Major health care plans, such as Medicare and Medicaid, are being drawn from by the elderly, as they are supposed to, but at a rate to greater than taxpayers are paying for the programs. As these troubles continue, major changes will have to be taking place in the near future to prevent a collapse in health care and an increase in our nations debts. Programs such as Medicare are currently what are running our nation’s health care and preventing complete economic failure. If a person is over the age of 65, fit the government’s standards of disabled, or are deemed poor by the United States Government,
There has been a long term decline in the number of births since the 1900, in that year, England and Wales had a birth rate of 28.7, but by 2007 it had fallen to 10.7. There have been fluctuation in birth rates due to the Baby booms in the 20th century. The first two baby boom happened after the war, this is due to service men returning home to their partner and they started the families that they postponed during the war years. The third baby boom in the 1960s, after which the birth rate fell shapely during the 1970. The rate rose during the 1980s, before falling again after the early 1990s, with a recent increase since 2001.
The status and role of the elderly in the future will increase because the birthrate has dropped to an all-time low. b. There will be an elderly revolution, termed the “silver-haired rebellion,” which will place much of the lost power and status back into the hands of the older segment of society. c. As the rate of technological change accelerates, knowledge quickly becomes obsolete, and this decreases the status and role of the elderly (they are no longer the storage houses of technological knowledge; libraries and databanks have taken over this role). d. In the future, there will be a major reorganization of kinship and the family, which will restore power to the elderly.
Health care costs are rising; the debt deficit is higher, and the secure futures for the old and young are at jeopardy. There is even talk that my generation may not have social security benefits because of the already retired Boomers since 2006 and the high number of Boomers still remaining to retire in the near
Demographic Paper By Tina M. Borges University of Phoenix HCS/490 Health Care Consumer: Trends and Marketing October 4, 2011 Carol Sweigert “Ageing populations in developed countries are being driven by strong social and structural demographic movement leading to a significant growth in the over 65 population (de Castries, 2009 p. 24)”. The United States over the last several decades has also had an increase in the older population which has created the need for long-term health care. The demographic changes have also shifted from infectious diseases amongst the population to chronic illness due to the growth in older adults within the United States. Most of the health care expenditures in the United States come from the elderly

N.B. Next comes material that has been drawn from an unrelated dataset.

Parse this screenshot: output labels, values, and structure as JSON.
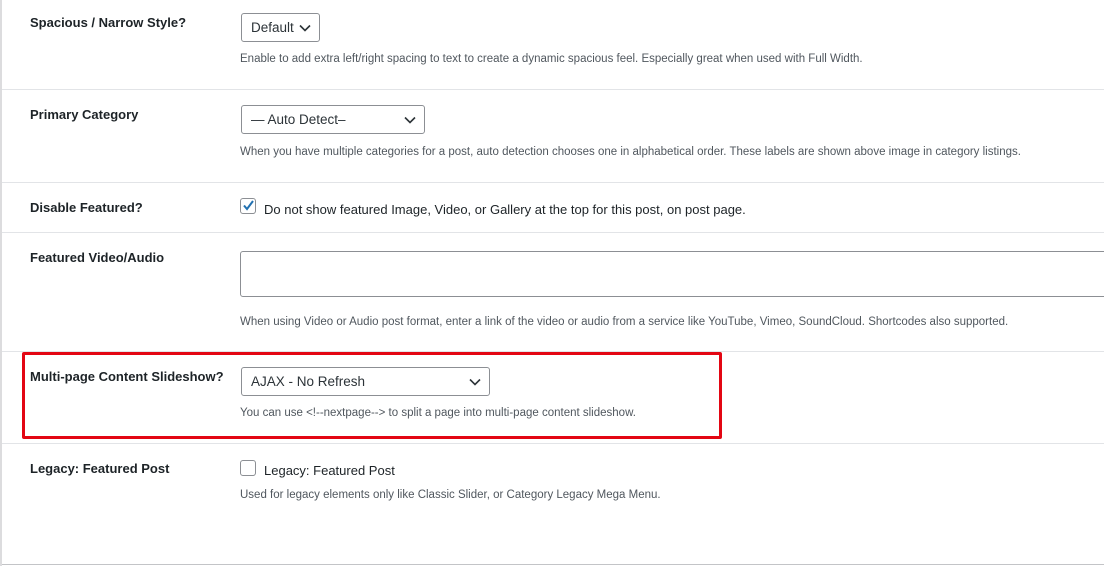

citizens, universal healthcare would significantly lower healthcare costs for both the individual and the government. Without a doubt, something should be done to fix the current healthcare system; it is just a matter of what should be done. Over the past several years, the cost of healthcare in the U.S. has risen significantly and does not seem to lower, surpassing “$2.2 trillion in 2007” (An). This ever-increasing cost has caused less and less coverage, being unaffordable to more and more people; “The average American spends about $7,900 dollars per year on healthcare” (Sanders). Though healthcare is currently very costly, studies show that universal healthcare would be cheaper than the current privatized system (Conor).
Finally, one of the last reasons for the nursing shortage is the decline in relative earning (Williams &ump; Torrens, page 284). The actual earnings for RNs increased steadily from 1983 to 2000, the amount available after adjusting from inflation has been low since 1991 (Williams &ump; Torrens, page
At the present the systems financing our health care include private insurance companies, employer sponsored health insurance coverage, and public insurance programs such as Medicare and Medicaid. The Medicare/Medicaid programs are in jeopardy. Unless something is done, the funding for these two programs will be depleted. “Some people work productively for years and die contently with wealth and happiness in old age, whereas others struggle for a few months or decades in agony as they are relentlessly drawn down into premature mortality” (White, 2001). Technology and premium growth are major contributing fact to the rise in health care spending.
With the unemployment rates so high; more and more Americans have to go on a government funded plan. These plans are very time consuming for the doctors which again takes away from patient care time. Yes, the incentives were out of hand before with the drug companies, but now the regulations for such are very strict and very limited, why can’t we find a happy medium. Now, with the healthcare reform benefits, premiums, and services covered will be a lot worse. Guidelines and limitations on prescriptions, tests, and specialists will be even more stringent.
The significant difference between the rates of health insurance cost increases and wage and inflation increases creates a problem in itself. Not only are there millions of people without health insurance, it is becoming more likely that they will not be able to afford to hold insurance policy. However, in a 2002 study it was found that only 30% of the uninsured were below federal poverty levels (Overview of the U.S. Health Care System). This means that despite the unsettling amounts of people in poverty without health insurance, there is also the issue of those who have the means to provide themselves and their families with health insurance and choose not to, only to be faced with crippling health bills should anything go wrong. Navigating and deciphering the complicated health insurance industry is too daunting and expensive a task to leave up to individuals, which is why in many cases, the United States government and private organizations have stepped in.